On October 17, 2007, a Union Pacific employee called the Tooele Police Department and reported a vacated truck in the Salt Lake desert. The truck was parked next to the train tracks, and had been there since just before noon. The police asked for the license plate number. The truck was registered to Stephen Krommenhoek. He was 23 years old and lived in Salt Lake City. They sent an officer to check it out. When the officer arrived, he found the truck windows rolled down. There were two boxes of unused ammunition and an empty water bottle on the floor of the truck.
On the other side of the train tracks, fresh shells were sprinkled on the ground. An old office chair and some Bud Light bottles were set up in the distance as targets. Past those, over a small hill and closer to the water, there was a body lying on the salty ground. The call from Union Pacific came in around five and the officer found the body around seven. An ambulance was called; family was notified. The body was lifted up and hauled away.
After Steve died, that was about all of the story I was able to tell, despite trying to eulogize him several times. Whether writing an essay or drinking with my friends, I was never able to get far into the story without turning back or shutting it down. I couldn’t handle the image of Steve lying there, face down in the salt, with the distant I-80 traffic zooming past him. Every time I tried to tell the story, I just wanted to put him back in his truck, and to bring him home.
Tamara, Steve’s girlfriend, responded to his death in the opposite way. She couldn’t not talk about it. In any context, to anyone. She couldn’t go a day without bringing Steve up. It didn’t stop her if her audience didn’t know Steve, nor would she pause for those who knew him well. In my case, she didn’t mind if I just listened without saying anything, and we started to spend a lot of time together—much more than we did when Steve was alive.
In some of Tamara’s versions she recounted what Steve must have done that day. Other times she blamed herself for being in San Diego when it happened. And sometimes she presented the story as a small blip of something much bigger—something as long as eternity. When Tamara talked about Steve’s death as part of the eternal scheme of things, she started by telling me that he prayed every night. That was something I didn’t know about him.
Tamara and Steve were both Mormon. So was I, to some extent. I grew up Mormon, at least. Sometimes Tamara took comfort in her religion. Other times she said that the pressures of being a righteous priesthood holder drove Steve to the pawn shop, and the inability of the church to find a place for nuance put the .357 Magnum in his hand.

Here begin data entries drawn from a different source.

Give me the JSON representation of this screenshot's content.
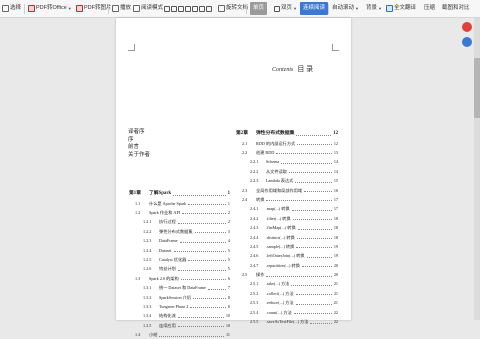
{
  "toolbar": {
    "items": [
      {
        "label": "选择"
      },
      {
        "label": "PDF转Office"
      },
      {
        "label": "PDF转图片"
      },
      {
        "label": "播放"
      },
      {
        "label": "阅读模式"
      },
      {
        "label": "旋转文档"
      },
      {
        "label": "单页"
      },
      {
        "label": "双页"
      },
      {
        "label": "连续阅读"
      },
      {
        "label": "自动滚动"
      },
      {
        "label": "背景"
      },
      {
        "label": "全文翻译"
      },
      {
        "label": "压缩"
      },
      {
        "label": "截图和对比"
      }
    ]
  },
  "page": {
    "contents_en": "Contents",
    "contents_cn": "目  录",
    "front_matter": [
      "译者序",
      "序",
      "前言",
      "关于作者"
    ],
    "left_entries": [
      {
        "num": "第1章",
        "title": "了解Spark",
        "page": "1",
        "level": 0
      },
      {
        "num": "1.1",
        "title": "什么是 Apache Spark",
        "page": "1",
        "level": 1
      },
      {
        "num": "1.2",
        "title": "Spark 作业和 API",
        "page": "2",
        "level": 1
      },
      {
        "num": "1.2.1",
        "title": "执行过程",
        "page": "2",
        "level": 2
      },
      {
        "num": "1.2.2",
        "title": "弹性分布式数据集",
        "page": "3",
        "level": 2
      },
      {
        "num": "1.2.3",
        "title": "DataFrame",
        "page": "4",
        "level": 2
      },
      {
        "num": "1.2.4",
        "title": "Dataset",
        "page": "5",
        "level": 2
      },
      {
        "num": "1.2.5",
        "title": "Catalyst 优化器",
        "page": "5",
        "level": 2
      },
      {
        "num": "1.2.6",
        "title": "钨丝计划",
        "page": "5",
        "level": 2
      },
      {
        "num": "1.3",
        "title": "Spark 2.0 的架构",
        "page": "6",
        "level": 1
      },
      {
        "num": "1.3.1",
        "title": "统一 Dataset 和 DataFrame",
        "page": "7",
        "level": 2
      },
      {
        "num": "1.3.2",
        "title": "SparkSession 介绍",
        "page": "8",
        "level": 2
      },
      {
        "num": "1.3.3",
        "title": "Tungsten Phase 2",
        "page": "8",
        "level": 2
      },
      {
        "num": "1.3.4",
        "title": "结构化流",
        "page": "10",
        "level": 2
      },
      {
        "num": "1.3.5",
        "title": "连续应用",
        "page": "10",
        "level": 2
      },
      {
        "num": "1.4",
        "title": "小结",
        "page": "11",
        "level": 1
      }
    ],
    "right_entries": [
      {
        "num": "第2章",
        "title": "弹性分布式数据集",
        "page": "12",
        "level": 0
      },
      {
        "num": "2.1",
        "title": "RDD 的内部运行方式",
        "page": "12",
        "level": 1
      },
      {
        "num": "2.2",
        "title": "创建 RDD",
        "page": "13",
        "level": 1
      },
      {
        "num": "2.2.1",
        "title": "Schema",
        "page": "14",
        "level": 2
      },
      {
        "num": "2.2.2",
        "title": "从文件读取",
        "page": "14",
        "level": 2
      },
      {
        "num": "2.2.3",
        "title": "Lambda 表达式",
        "page": "15",
        "level": 2
      },
      {
        "num": "2.3",
        "title": "全局作用域和局部作用域",
        "page": "16",
        "level": 1
      },
      {
        "num": "2.4",
        "title": "转换",
        "page": "17",
        "level": 1
      },
      {
        "num": "2.4.1",
        "title": ".map(...) 转换",
        "page": "17",
        "level": 2
      },
      {
        "num": "2.4.2",
        "title": ".filter(...) 转换",
        "page": "18",
        "level": 2
      },
      {
        "num": "2.4.3",
        "title": ".flatMap(...) 转换",
        "page": "18",
        "level": 2
      },
      {
        "num": "2.4.4",
        "title": ".distinct(...) 转换",
        "page": "18",
        "level": 2
      },
      {
        "num": "2.4.5",
        "title": ".sample(...) 转换",
        "page": "19",
        "level": 2
      },
      {
        "num": "2.4.6",
        "title": ".leftOuterJoin(...) 转换",
        "page": "19",
        "level": 2
      },
      {
        "num": "2.4.7",
        "title": ".repartition(...) 转换",
        "page": "20",
        "level": 2
      },
      {
        "num": "2.5",
        "title": "操作",
        "page": "20",
        "level": 1
      },
      {
        "num": "2.5.1",
        "title": ".take(...) 方法",
        "page": "21",
        "level": 2
      },
      {
        "num": "2.5.2",
        "title": ".collect(...) 方法",
        "page": "21",
        "level": 2
      },
      {
        "num": "2.5.3",
        "title": ".reduce(...) 方法",
        "page": "21",
        "level": 2
      },
      {
        "num": "2.5.4",
        "title": ".count(...) 方法",
        "page": "22",
        "level": 2
      },
      {
        "num": "2.5.5",
        "title": ".saveAsTextFile(...) 方法",
        "page": "22",
        "level": 2
      }
    ]
  },
  "colors": {
    "active": "#3a78d4",
    "side_red": "#e0413b",
    "side_blue": "#3a78d4"
  }
}
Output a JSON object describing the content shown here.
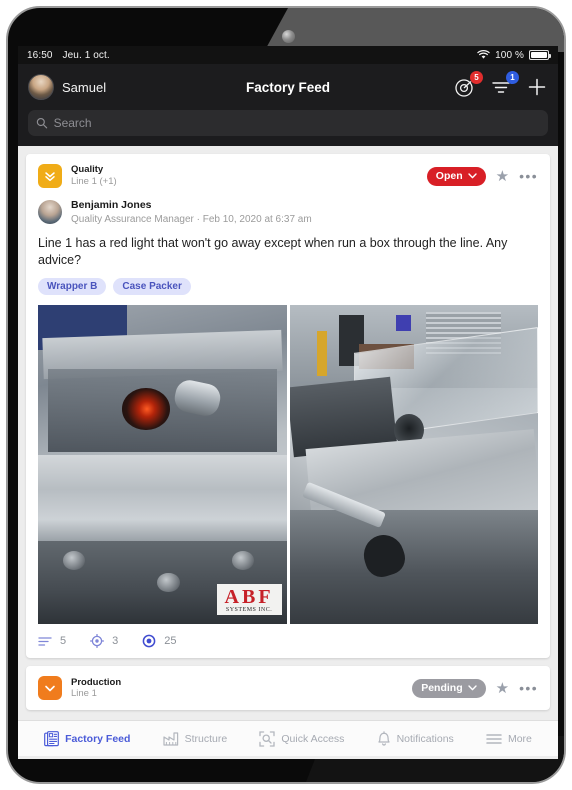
{
  "status_bar": {
    "time": "16:50",
    "date": "Jeu. 1 oct.",
    "battery_percent": "100 %",
    "wifi_icon": "wifi-icon",
    "battery_icon": "battery-icon"
  },
  "header": {
    "user_name": "Samuel",
    "title": "Factory Feed",
    "avatar_icon": "avatar",
    "actions": [
      {
        "name": "radar-icon",
        "badge": "5",
        "badge_color": "#e12d2d"
      },
      {
        "name": "filter-icon",
        "badge": "1",
        "badge_color": "#2f5de0"
      },
      {
        "name": "plus-icon",
        "badge": "",
        "badge_color": ""
      }
    ]
  },
  "search": {
    "placeholder": "Search",
    "value": "",
    "icon": "search-icon"
  },
  "feed": {
    "cards": [
      {
        "category": "Quality",
        "location": "Line 1 (+1)",
        "icon": "double-chevron-down-icon",
        "icon_color": "#f0ac17",
        "status": "Open",
        "status_color": "#d81f26",
        "star_icon": "star-icon",
        "more_icon": "more-dots-icon",
        "author": {
          "name": "Benjamin Jones",
          "meta": "Quality Assurance Manager · Feb 10, 2020 at 6:37 am",
          "avatar_icon": "author-avatar"
        },
        "body": "Line 1 has a red light that won't go away except when run a box through the line. Any advice?",
        "tags": [
          "Wrapper B",
          "Case Packer"
        ],
        "photos": [
          {
            "name": "photo-machine-red-light",
            "caption_logo": "ABF",
            "caption_sub": "SYSTEMS INC."
          },
          {
            "name": "photo-conveyor-line",
            "caption_logo": "",
            "caption_sub": ""
          }
        ],
        "stats": [
          {
            "icon": "comments-icon",
            "value": "5"
          },
          {
            "icon": "target-icon",
            "value": "3"
          },
          {
            "icon": "views-icon",
            "value": "25"
          }
        ]
      },
      {
        "category": "Production",
        "location": "Line 1",
        "icon": "chevron-down-icon",
        "icon_color": "#f07c1d",
        "status": "Pending",
        "status_color": "#9b9ba1",
        "star_icon": "star-icon",
        "more_icon": "more-dots-icon"
      }
    ]
  },
  "tab_bar": {
    "tabs": [
      {
        "label": "Factory Feed",
        "icon": "feed-document-icon",
        "active": true
      },
      {
        "label": "Structure",
        "icon": "factory-icon",
        "active": false
      },
      {
        "label": "Quick Access",
        "icon": "scan-search-icon",
        "active": false
      },
      {
        "label": "Notifications",
        "icon": "bell-icon",
        "active": false
      },
      {
        "label": "More",
        "icon": "hamburger-icon",
        "active": false
      }
    ]
  },
  "colors": {
    "accent_blue": "#4a5bd8",
    "status_open_red": "#d81f26",
    "status_pending_gray": "#9b9ba1",
    "quality_yellow": "#f0ac17",
    "production_orange": "#f07c1d",
    "tag_bg": "#dfe2fb",
    "tag_text": "#4a54bd"
  }
}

Still, Tamara was occasionally able to calm herself down when thinking about two things: 1) that she’d be able to see Steve again after she died and 2) that at some point while reclining in the passenger seat of his truck before he walked off and shot himself, Steve was comforted, and felt some kind of peace in the Salt Lake desert before he left.
That was one reason why I couldn’t tell Steve’s story as freely or as well. When I imagined him leaning the seat of his truck back as far as it would go, I saw him staring at the brown metallic ceiling, and that was all.